BEGIN Input records

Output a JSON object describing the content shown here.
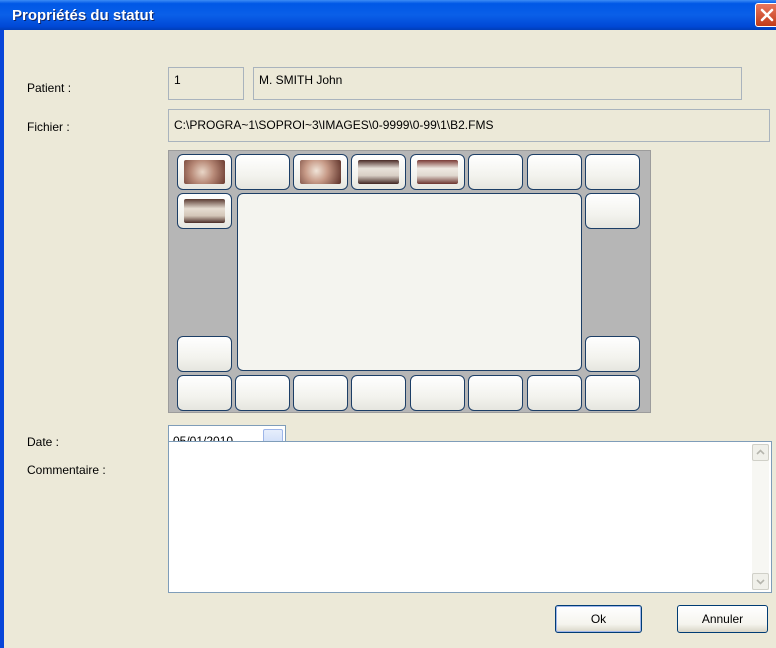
{
  "window": {
    "title": "Propriétés du statut"
  },
  "form": {
    "patient_label": "Patient :",
    "patient_id": "1",
    "patient_name": "M. SMITH John",
    "file_label": "Fichier :",
    "file_path": "C:\\PROGRA~1\\SOPROI~3\\IMAGES\\0-9999\\0-99\\1\\B2.FMS",
    "date_label": "Date :",
    "date_value": "05/01/2010",
    "comment_label": "Commentaire :",
    "comment_value": ""
  },
  "buttons": {
    "ok": "Ok",
    "cancel": "Annuler"
  },
  "icons": {
    "close": "close-icon",
    "dropdown": "chevron-down-icon",
    "scroll_up": "scroll-up-icon",
    "scroll_down": "scroll-down-icon"
  },
  "colors": {
    "titlebar": "#0a5fe8",
    "close": "#c13b18",
    "panel": "#b6b6b6",
    "slot_border": "#1c3e66"
  }
}
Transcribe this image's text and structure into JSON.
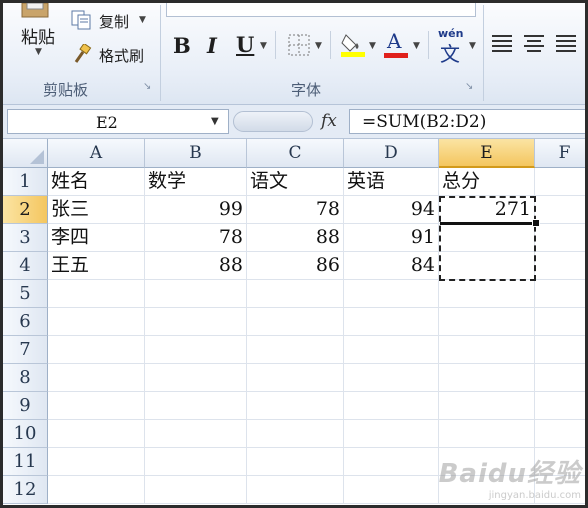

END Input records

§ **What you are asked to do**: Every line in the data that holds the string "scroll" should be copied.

§ **Solution**:
    "scroll_up": "scroll-up-icon",
    "scroll_down": "scroll-down-icon"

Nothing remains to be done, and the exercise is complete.